» **AVAILABLE DATA**
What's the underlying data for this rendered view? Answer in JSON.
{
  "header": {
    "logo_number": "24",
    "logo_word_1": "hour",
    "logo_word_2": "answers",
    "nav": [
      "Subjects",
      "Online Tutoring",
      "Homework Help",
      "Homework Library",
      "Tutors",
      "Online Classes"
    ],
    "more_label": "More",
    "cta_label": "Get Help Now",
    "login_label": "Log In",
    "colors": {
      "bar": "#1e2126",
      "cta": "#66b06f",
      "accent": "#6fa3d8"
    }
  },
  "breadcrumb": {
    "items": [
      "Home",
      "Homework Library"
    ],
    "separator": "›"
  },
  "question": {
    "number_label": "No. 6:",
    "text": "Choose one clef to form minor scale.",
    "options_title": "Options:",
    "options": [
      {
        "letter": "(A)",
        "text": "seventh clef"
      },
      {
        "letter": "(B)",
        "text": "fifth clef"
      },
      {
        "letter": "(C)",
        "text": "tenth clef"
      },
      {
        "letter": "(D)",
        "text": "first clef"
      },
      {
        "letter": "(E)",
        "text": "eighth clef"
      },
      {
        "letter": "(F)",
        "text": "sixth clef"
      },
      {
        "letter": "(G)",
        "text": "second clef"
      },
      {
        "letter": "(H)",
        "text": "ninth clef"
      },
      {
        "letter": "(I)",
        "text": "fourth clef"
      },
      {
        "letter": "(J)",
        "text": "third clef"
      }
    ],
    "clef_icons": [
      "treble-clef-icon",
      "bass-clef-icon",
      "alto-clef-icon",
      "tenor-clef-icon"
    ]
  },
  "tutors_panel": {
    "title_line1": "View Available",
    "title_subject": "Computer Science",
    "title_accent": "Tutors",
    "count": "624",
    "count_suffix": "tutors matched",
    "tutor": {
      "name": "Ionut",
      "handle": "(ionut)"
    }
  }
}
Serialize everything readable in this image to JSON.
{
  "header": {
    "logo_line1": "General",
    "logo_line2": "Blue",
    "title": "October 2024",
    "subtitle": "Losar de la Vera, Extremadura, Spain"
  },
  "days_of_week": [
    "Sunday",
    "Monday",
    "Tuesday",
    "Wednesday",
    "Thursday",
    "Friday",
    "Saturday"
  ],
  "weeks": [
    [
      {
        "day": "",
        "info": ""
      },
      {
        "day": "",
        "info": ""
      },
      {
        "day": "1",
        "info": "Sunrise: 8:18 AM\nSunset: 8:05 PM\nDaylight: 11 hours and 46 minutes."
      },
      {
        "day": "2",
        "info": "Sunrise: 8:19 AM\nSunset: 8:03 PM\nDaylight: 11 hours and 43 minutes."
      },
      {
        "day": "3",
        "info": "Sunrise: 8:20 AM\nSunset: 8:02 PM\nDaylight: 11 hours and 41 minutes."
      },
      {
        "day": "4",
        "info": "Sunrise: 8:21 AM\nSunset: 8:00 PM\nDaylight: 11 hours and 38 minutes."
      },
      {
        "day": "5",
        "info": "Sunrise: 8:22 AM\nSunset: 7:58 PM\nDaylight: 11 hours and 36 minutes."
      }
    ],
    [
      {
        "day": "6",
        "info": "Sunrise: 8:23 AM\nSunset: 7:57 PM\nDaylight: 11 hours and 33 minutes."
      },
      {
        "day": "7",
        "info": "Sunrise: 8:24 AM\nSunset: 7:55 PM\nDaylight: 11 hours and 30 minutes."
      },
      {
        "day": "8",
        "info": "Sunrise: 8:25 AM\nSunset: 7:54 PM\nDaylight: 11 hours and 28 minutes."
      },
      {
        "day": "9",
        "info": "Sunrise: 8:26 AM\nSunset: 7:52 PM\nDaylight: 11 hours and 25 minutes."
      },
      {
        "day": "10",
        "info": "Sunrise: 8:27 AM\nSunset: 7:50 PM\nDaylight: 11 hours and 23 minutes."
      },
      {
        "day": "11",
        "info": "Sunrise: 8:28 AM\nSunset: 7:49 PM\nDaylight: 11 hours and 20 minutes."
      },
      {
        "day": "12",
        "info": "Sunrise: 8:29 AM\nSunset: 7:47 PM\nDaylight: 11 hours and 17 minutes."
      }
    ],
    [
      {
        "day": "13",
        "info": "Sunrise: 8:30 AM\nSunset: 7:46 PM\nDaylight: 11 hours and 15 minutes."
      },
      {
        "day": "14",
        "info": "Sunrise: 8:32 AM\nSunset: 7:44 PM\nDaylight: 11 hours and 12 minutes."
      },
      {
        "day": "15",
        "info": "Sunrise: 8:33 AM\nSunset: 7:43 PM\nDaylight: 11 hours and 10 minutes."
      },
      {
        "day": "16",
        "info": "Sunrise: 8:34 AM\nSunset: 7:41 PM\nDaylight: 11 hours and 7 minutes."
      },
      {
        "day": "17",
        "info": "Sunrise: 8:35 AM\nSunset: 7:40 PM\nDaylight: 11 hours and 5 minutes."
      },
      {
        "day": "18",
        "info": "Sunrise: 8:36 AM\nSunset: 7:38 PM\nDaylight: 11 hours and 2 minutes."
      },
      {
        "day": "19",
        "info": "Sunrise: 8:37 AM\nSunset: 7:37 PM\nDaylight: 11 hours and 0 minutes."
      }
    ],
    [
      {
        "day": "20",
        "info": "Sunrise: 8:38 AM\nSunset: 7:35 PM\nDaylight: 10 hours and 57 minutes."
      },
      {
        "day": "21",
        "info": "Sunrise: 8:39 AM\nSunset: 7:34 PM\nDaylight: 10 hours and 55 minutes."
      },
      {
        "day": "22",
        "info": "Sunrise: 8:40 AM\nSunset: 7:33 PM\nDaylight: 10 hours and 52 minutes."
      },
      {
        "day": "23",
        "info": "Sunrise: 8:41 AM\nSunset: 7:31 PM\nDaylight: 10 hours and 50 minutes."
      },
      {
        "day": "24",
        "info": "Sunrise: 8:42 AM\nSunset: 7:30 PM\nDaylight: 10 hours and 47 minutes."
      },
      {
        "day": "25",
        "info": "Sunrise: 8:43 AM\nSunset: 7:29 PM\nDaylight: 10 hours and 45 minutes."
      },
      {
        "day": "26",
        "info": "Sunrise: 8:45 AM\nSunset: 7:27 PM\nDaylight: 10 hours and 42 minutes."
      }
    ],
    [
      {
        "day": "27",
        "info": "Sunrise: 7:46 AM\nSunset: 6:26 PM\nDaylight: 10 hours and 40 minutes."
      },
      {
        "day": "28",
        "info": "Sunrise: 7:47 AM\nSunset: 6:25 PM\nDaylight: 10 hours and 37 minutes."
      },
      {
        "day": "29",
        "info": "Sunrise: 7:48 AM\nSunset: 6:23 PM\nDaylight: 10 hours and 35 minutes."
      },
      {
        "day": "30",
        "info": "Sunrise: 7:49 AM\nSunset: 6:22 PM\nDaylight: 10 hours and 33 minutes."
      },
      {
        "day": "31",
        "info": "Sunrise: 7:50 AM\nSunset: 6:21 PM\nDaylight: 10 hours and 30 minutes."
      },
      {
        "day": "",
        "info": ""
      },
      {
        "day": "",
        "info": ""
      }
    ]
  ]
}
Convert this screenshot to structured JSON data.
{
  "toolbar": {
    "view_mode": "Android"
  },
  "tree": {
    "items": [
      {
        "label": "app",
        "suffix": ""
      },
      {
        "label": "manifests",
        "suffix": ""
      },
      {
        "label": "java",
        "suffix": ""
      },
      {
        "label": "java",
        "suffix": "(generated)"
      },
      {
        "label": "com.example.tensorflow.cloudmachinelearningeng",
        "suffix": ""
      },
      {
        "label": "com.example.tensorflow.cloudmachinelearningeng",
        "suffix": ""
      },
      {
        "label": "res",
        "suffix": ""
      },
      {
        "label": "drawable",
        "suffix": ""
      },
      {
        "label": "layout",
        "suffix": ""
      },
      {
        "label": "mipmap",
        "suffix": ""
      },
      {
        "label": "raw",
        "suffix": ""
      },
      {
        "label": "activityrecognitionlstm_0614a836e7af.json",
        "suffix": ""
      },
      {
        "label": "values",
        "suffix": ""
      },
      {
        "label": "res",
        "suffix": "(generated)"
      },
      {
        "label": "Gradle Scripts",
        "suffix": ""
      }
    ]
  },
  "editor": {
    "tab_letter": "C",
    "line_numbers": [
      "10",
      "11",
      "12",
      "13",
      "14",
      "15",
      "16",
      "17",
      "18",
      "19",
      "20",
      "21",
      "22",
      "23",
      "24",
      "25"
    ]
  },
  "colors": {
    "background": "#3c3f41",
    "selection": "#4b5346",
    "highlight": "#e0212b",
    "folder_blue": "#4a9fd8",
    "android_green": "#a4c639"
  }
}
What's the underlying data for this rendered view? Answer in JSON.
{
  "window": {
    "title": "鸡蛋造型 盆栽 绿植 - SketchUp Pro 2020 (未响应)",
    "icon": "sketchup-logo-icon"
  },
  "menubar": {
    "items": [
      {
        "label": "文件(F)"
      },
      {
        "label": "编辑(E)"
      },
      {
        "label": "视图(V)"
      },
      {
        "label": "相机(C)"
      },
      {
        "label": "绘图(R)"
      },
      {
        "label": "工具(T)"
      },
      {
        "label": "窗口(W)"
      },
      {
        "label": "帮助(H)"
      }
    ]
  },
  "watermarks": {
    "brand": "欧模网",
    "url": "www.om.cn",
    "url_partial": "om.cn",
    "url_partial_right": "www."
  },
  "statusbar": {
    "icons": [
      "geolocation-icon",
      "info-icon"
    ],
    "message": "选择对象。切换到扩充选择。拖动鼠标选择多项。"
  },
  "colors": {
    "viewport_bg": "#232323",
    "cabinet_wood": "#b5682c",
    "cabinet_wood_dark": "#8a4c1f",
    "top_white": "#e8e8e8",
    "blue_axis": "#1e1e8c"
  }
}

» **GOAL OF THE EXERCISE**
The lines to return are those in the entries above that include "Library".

» **OUTPUT OF THE TASK**
      "Homework Library",
      "Homework Library"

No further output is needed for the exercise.